Although I am always in awe of those who can sit in seven hour long labs while I huff and puff about my two hour lecture, allow me to reassure you reading three books a week is no picnic in the park. Nor is putting yourself out there every week to produce a piece of prose or poetry to then be critiqued by peers.
‘Writing is just your hobby’
Of course writing is a hobby, something I do for enjoyment in my free time. I’m sure for any successful author or poet, writing would also have started as a hobby. Admittedly, I didn’t get quite as much confetti thrown at me when announcing my degree in comparison to the girl down the road who is off to study Medicine and save lives. However, I was still quite content in the idea I was going to do a degree I had loved the idea of from a young age, and it was no easy feat to get accepted onto the course either – 15 places for over 150 applicants (not to brag).
It actually teaches invaluable life skills
When we leave university, we don’t just leave with (hopefully) a degree, but with a suitcase full of life lessons and experiences we’ve gained over the years. I spoke to Vona Groake, an Irish poet and one of the Creative Writing tutors who said, “Creative Writing degrees concentrate on how to use language in a perceptive, careful and effective way”.
Although not every single creative writing student will end up in the world of writing, it teaches us skills that we will need in in the future. It might even get us a job, contrary to common belief. Vona also mentions, “Through workshops, they’ll have acquired skills of offering and receiving public criticism in a constructive and helpful way”.
Trust me, sitting in a class and hearing people critique your work and trying to keep a nice, calm, straight face has been something close to anger management class and definitely has prepared me for my future.
‘No Gran, I don’t want to be a teacher’

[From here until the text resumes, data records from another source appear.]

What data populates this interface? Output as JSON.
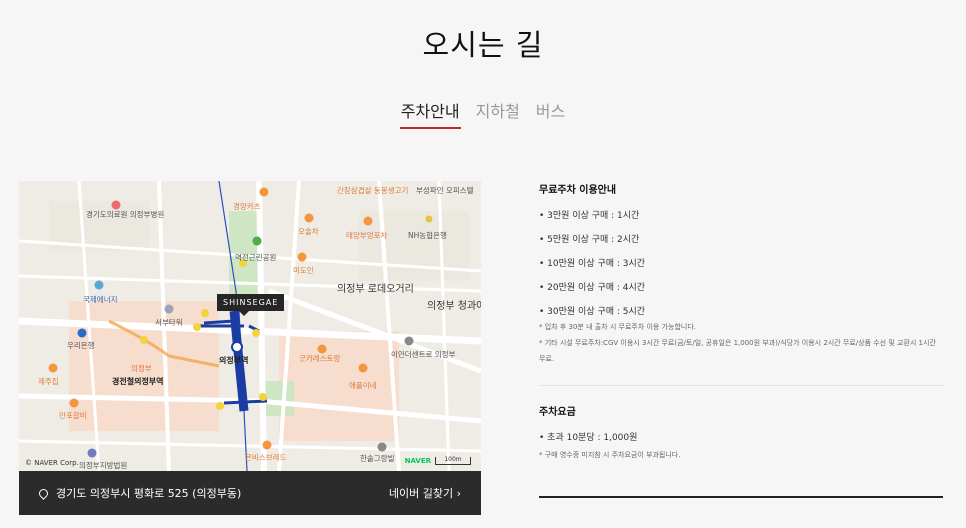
{
  "page": {
    "title": "오시는 길"
  },
  "tabs": [
    {
      "label": "주차안내",
      "active": true
    },
    {
      "label": "지하철",
      "active": false
    },
    {
      "label": "버스",
      "active": false
    }
  ],
  "map": {
    "store_label": "SHINSEGAE",
    "place_labels": [
      "경기도의료원 의정부병원",
      "경양카츠",
      "간장삼겹살 동봉생고기",
      "부성파인 오피스텔",
      "오술차",
      "태양부엉포차",
      "NH농협은행",
      "역전근린공원",
      "미도인",
      "의정부 로데오거리",
      "의정부 청과야채시장",
      "국제에너지",
      "서부타워",
      "우리은행",
      "의정부",
      "제주집",
      "경전철의정부역",
      "의정부역",
      "굿캬레스토랑",
      "이안더센트로 의정부",
      "애플이네",
      "만포갈비",
      "의정부지방법원",
      "은비스브레드",
      "한솔그랑빌"
    ],
    "credit": "© NAVER Corp.",
    "naver_logo": "NAVER",
    "scale": "100m",
    "address": "경기도 의정부시 평화로 525 (의정부동)",
    "naver_link": "네이버 길찾기 ›",
    "colors": {
      "subway": "#1b3da3",
      "road": "#ffffff",
      "park": "#cfe6c4",
      "block": "#f7d9c8"
    }
  },
  "free_parking": {
    "title": "무료주차 이용안내",
    "items": [
      "• 3만원 이상 구매 : 1시간",
      "• 5만원 이상 구매 : 2시간",
      "• 10만원 이상 구매 : 3시간",
      "• 20만원 이상 구매 : 4시간",
      "• 30만원 이상 구매 : 5시간"
    ],
    "notes": [
      "* 입차 후 30분 내 출차 시 무료주차 이용 가능합니다.",
      "* 기타 시설 무료주차:CGV 이용시 3시간 무료(금/토/일, 공휴일은 1,000원 부과)/식당가 이용시 2시간 무료/상품 수선 및 교환시 1시간 무료."
    ]
  },
  "parking_fee": {
    "title": "주차요금",
    "items": [
      "• 초과 10분당 : 1,000원"
    ],
    "notes": [
      "* 구매 영수증 미지참 시 주차요금이 부과됩니다."
    ]
  }
}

One of the main misconceptions of doing this degree is that we all want to be teachers. Yes, this is a viable option. But there are teachers for every subject out there, so when we come across a Physics student why is the assumption not there that they want to teach? Not all of us sit there battling our way through yet another Shakespeare play to gain the role of teaching the alphabet. Emma Watson, Stephen Fry, Martin Scorsese and Hugh Grant, all successful individuals who all graduated with an English degree. So to you English Literature students, don’t worry, its urban myth that we’re entirely screwed.
If you love it, then study it
This is the most important thing: you enjoy it, so do it. Although we aren’t equipped with a calculator and notes full of equations, we are armed with a highlighter and a good book. Although the idea that we lounge in coffee shops reading Proust, nattering in our book clubs and organising our bookshelves in alphabetical order seems idyllic, we know that life isn’t the typical walk in the park for the English Literature student. So, next time someone is hiding a smirk when you say you’re studying Creative Writing, remember that as your best selling novel hits the Waterstone’s book shelves and they still live with their parents, that actually we’re not doing so badly.